§ ASSIGNED TASK
The answer must be an exact copy of every entry.

§ SOURCE RECORDS
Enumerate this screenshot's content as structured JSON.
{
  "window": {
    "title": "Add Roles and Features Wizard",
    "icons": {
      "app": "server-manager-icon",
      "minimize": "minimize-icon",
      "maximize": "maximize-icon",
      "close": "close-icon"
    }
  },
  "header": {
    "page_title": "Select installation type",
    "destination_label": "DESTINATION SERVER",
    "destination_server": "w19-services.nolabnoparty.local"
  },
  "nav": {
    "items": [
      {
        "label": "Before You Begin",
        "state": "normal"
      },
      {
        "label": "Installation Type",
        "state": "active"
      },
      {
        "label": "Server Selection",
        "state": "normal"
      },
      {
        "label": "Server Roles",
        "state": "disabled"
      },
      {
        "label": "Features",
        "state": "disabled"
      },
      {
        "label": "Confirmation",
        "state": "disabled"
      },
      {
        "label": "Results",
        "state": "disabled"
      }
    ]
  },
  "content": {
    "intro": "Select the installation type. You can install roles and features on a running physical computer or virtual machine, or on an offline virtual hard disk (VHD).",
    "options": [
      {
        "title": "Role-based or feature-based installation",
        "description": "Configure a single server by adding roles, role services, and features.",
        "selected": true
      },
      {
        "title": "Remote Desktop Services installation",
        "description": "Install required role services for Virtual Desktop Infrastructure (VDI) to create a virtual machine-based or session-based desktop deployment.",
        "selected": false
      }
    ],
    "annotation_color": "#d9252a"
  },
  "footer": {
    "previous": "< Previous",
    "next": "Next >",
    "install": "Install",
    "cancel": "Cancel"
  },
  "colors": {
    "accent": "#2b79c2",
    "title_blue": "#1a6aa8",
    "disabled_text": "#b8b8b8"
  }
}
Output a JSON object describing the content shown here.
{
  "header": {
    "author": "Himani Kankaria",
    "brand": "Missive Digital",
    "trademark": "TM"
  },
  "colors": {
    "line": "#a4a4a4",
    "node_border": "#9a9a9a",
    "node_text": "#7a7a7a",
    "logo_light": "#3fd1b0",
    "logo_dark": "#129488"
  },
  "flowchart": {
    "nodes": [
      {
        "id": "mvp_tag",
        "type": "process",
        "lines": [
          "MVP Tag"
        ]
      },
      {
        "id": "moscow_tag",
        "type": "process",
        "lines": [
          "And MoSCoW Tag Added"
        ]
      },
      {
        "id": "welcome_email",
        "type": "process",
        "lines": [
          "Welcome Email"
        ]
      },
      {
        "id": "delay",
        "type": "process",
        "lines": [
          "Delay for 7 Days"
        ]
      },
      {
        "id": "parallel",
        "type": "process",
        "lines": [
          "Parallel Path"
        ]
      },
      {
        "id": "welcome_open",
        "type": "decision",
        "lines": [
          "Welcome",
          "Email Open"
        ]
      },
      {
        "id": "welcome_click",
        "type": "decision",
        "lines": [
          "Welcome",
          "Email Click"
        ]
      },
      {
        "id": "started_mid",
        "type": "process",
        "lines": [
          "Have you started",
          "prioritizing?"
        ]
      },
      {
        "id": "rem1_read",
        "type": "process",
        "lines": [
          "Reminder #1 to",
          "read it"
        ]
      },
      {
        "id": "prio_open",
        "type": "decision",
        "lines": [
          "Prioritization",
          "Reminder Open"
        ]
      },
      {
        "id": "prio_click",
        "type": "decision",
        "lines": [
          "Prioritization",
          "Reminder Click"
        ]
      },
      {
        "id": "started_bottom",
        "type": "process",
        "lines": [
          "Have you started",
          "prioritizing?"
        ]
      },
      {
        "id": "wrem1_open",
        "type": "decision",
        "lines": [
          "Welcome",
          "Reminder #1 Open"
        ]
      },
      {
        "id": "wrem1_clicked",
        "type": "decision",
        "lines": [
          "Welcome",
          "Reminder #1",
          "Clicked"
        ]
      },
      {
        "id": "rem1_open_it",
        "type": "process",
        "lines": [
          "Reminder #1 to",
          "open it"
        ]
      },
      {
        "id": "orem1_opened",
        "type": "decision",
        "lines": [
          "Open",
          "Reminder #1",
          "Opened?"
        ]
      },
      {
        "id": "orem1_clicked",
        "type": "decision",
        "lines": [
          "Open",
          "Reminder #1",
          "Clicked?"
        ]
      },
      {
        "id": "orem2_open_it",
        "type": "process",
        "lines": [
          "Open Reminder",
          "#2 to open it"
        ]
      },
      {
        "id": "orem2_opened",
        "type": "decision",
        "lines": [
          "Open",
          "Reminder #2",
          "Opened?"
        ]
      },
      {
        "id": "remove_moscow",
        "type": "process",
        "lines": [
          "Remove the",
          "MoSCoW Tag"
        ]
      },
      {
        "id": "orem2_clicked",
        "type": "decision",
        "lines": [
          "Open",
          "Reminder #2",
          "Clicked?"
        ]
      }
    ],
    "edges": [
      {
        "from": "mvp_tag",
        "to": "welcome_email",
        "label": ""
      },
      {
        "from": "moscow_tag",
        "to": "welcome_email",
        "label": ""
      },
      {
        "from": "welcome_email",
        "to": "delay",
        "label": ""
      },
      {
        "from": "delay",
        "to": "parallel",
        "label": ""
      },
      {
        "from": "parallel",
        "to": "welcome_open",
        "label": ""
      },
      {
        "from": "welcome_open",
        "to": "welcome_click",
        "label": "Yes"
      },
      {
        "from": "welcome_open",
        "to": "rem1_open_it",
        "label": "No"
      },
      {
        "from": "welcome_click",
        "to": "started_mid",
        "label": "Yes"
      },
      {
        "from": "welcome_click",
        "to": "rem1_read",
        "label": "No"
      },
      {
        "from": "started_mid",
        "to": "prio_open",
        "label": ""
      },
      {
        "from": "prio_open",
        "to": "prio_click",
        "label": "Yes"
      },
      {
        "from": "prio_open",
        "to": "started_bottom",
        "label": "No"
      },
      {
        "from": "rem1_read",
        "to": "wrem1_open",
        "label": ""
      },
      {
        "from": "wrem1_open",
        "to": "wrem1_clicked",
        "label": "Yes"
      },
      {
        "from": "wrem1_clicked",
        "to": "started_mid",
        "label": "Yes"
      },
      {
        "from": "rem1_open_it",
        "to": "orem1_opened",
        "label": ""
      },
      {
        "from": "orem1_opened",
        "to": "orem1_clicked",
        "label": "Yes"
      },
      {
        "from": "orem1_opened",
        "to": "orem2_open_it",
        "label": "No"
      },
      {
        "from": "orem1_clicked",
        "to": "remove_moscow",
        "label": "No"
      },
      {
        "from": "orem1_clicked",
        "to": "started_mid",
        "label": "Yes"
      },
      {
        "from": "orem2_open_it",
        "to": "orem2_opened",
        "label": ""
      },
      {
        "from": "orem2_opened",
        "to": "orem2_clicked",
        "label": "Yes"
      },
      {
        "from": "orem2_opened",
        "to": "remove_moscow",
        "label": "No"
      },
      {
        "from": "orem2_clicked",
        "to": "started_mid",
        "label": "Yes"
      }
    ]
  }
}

§ OUTPUT OF THE TASK
Enumerate this screenshot's content as structured JSON.
{
  "window": {
    "title": "Add Roles and Features Wizard",
    "icons": {
      "app": "server-manager-icon",
      "minimize": "minimize-icon",
      "maximize": "maximize-icon",
      "close": "close-icon"
    }
  },
  "header": {
    "page_title": "Select installation type",
    "destination_label": "DESTINATION SERVER",
    "destination_server": "w19-services.nolabnoparty.local"
  },
  "nav": {
    "items": [
      {
        "label": "Before You Begin",
        "state": "normal"
      },
      {
        "label": "Installation Type",
        "state": "active"
      },
      {
        "label": "Server Selection",
        "state": "normal"
      },
      {
        "label": "Server Roles",
        "state": "disabled"
      },
      {
        "label": "Features",
        "state": "disabled"
      },
      {
        "label": "Confirmation",
        "state": "disabled"
      },
      {
        "label": "Results",
        "state": "disabled"
      }
    ]
  },
  "content": {
    "intro": "Select the installation type. You can install roles and features on a running physical computer or virtual machine, or on an offline virtual hard disk (VHD).",
    "options": [
      {
        "title": "Role-based or feature-based installation",
        "description": "Configure a single server by adding roles, role services, and features.",
        "selected": true
      },
      {
        "title": "Remote Desktop Services installation",
        "description": "Install required role services for Virtual Desktop Infrastructure (VDI) to create a virtual machine-based or session-based desktop deployment.",
        "selected": false
      }
    ],
    "annotation_color": "#d9252a"
  },
  "footer": {
    "previous": "< Previous",
    "next": "Next >",
    "install": "Install",
    "cancel": "Cancel"
  },
  "colors": {
    "accent": "#2b79c2",
    "title_blue": "#1a6aa8",
    "disabled_text": "#b8b8b8"
  }
}
Output a JSON object describing the content shown here.
{
  "header": {
    "author": "Himani Kankaria",
    "brand": "Missive Digital",
    "trademark": "TM"
  },
  "colors": {
    "line": "#a4a4a4",
    "node_border": "#9a9a9a",
    "node_text": "#7a7a7a",
    "logo_light": "#3fd1b0",
    "logo_dark": "#129488"
  },
  "flowchart": {
    "nodes": [
      {
        "id": "mvp_tag",
        "type": "process",
        "lines": [
          "MVP Tag"
        ]
      },
      {
        "id": "moscow_tag",
        "type": "process",
        "lines": [
          "And MoSCoW Tag Added"
        ]
      },
      {
        "id": "welcome_email",
        "type": "process",
        "lines": [
          "Welcome Email"
        ]
      },
      {
        "id": "delay",
        "type": "process",
        "lines": [
          "Delay for 7 Days"
        ]
      },
      {
        "id": "parallel",
        "type": "process",
        "lines": [
          "Parallel Path"
        ]
      },
      {
        "id": "welcome_open",
        "type": "decision",
        "lines": [
          "Welcome",
          "Email Open"
        ]
      },
      {
        "id": "welcome_click",
        "type": "decision",
        "lines": [
          "Welcome",
          "Email Click"
        ]
      },
      {
        "id": "started_mid",
        "type": "process",
        "lines": [
          "Have you started",
          "prioritizing?"
        ]
      },
      {
        "id": "rem1_read",
        "type": "process",
        "lines": [
          "Reminder #1 to",
          "read it"
        ]
      },
      {
        "id": "prio_open",
        "type": "decision",
        "lines": [
          "Prioritization",
          "Reminder Open"
        ]
      },
      {
        "id": "prio_click",
        "type": "decision",
        "lines": [
          "Prioritization",
          "Reminder Click"
        ]
      },
      {
        "id": "started_bottom",
        "type": "process",
        "lines": [
          "Have you started",
          "prioritizing?"
        ]
      },
      {
        "id": "wrem1_open",
        "type": "decision",
        "lines": [
          "Welcome",
          "Reminder #1 Open"
        ]
      },
      {
        "id": "wrem1_clicked",
        "type": "decision",
        "lines": [
          "Welcome",
          "Reminder #1",
          "Clicked"
        ]
      },
      {
        "id": "rem1_open_it",
        "type": "process",
        "lines": [
          "Reminder #1 to",
          "open it"
        ]
      },
      {
        "id": "orem1_opened",
        "type": "decision",
        "lines": [
          "Open",
          "Reminder #1",
          "Opened?"
        ]
      },
      {
        "id": "orem1_clicked",
        "type": "decision",
        "lines": [
          "Open",
          "Reminder #1",
          "Clicked?"
        ]
      },
      {
        "id": "orem2_open_it",
        "type": "process",
        "lines": [
          "Open Reminder",
          "#2 to open it"
        ]
      },
      {
        "id": "orem2_opened",
        "type": "decision",
        "lines": [
          "Open",
          "Reminder #2",
          "Opened?"
        ]
      },
      {
        "id": "remove_moscow",
        "type": "process",
        "lines": [
          "Remove the",
          "MoSCoW Tag"
        ]
      },
      {
        "id": "orem2_clicked",
        "type": "decision",
        "lines": [
          "Open",
          "Reminder #2",
          "Clicked?"
        ]
      }
    ],
    "edges": [
      {
        "from": "mvp_tag",
        "to": "welcome_email",
        "label": ""
      },
      {
        "from": "moscow_tag",
        "to": "welcome_email",
        "label": ""
      },
      {
        "from": "welcome_email",
        "to": "delay",
        "label": ""
      },
      {
        "from": "delay",
        "to": "parallel",
        "label": ""
      },
      {
        "from": "parallel",
        "to": "welcome_open",
        "label": ""
      },
      {
        "from": "welcome_open",
        "to": "welcome_click",
        "label": "Yes"
      },
      {
        "from": "welcome_open",
        "to": "rem1_open_it",
        "label": "No"
      },
      {
        "from": "welcome_click",
        "to": "started_mid",
        "label": "Yes"
      },
      {
        "from": "welcome_click",
        "to": "rem1_read",
        "label": "No"
      },
      {
        "from": "started_mid",
        "to": "prio_open",
        "label": ""
      },
      {
        "from": "prio_open",
        "to": "prio_click",
        "label": "Yes"
      },
      {
        "from": "prio_open",
        "to": "started_bottom",
        "label": "No"
      },
      {
        "from": "rem1_read",
        "to": "wrem1_open",
        "label": ""
      },
      {
        "from": "wrem1_open",
        "to": "wrem1_clicked",
        "label": "Yes"
      },
      {
        "from": "wrem1_clicked",
        "to": "started_mid",
        "label": "Yes"
      },
      {
        "from": "rem1_open_it",
        "to": "orem1_opened",
        "label": ""
      },
      {
        "from": "orem1_opened",
        "to": "orem1_clicked",
        "label": "Yes"
      },
      {
        "from": "orem1_opened",
        "to": "orem2_open_it",
        "label": "No"
      },
      {
        "from": "orem1_clicked",
        "to": "remove_moscow",
        "label": "No"
      },
      {
        "from": "orem1_clicked",
        "to": "started_mid",
        "label": "Yes"
      },
      {
        "from": "orem2_open_it",
        "to": "orem2_opened",
        "label": ""
      },
      {
        "from": "orem2_opened",
        "to": "orem2_clicked",
        "label": "Yes"
      },
      {
        "from": "orem2_opened",
        "to": "remove_moscow",
        "label": "No"
      },
      {
        "from": "orem2_clicked",
        "to": "started_mid",
        "label": "Yes"
      }
    ]
  }
}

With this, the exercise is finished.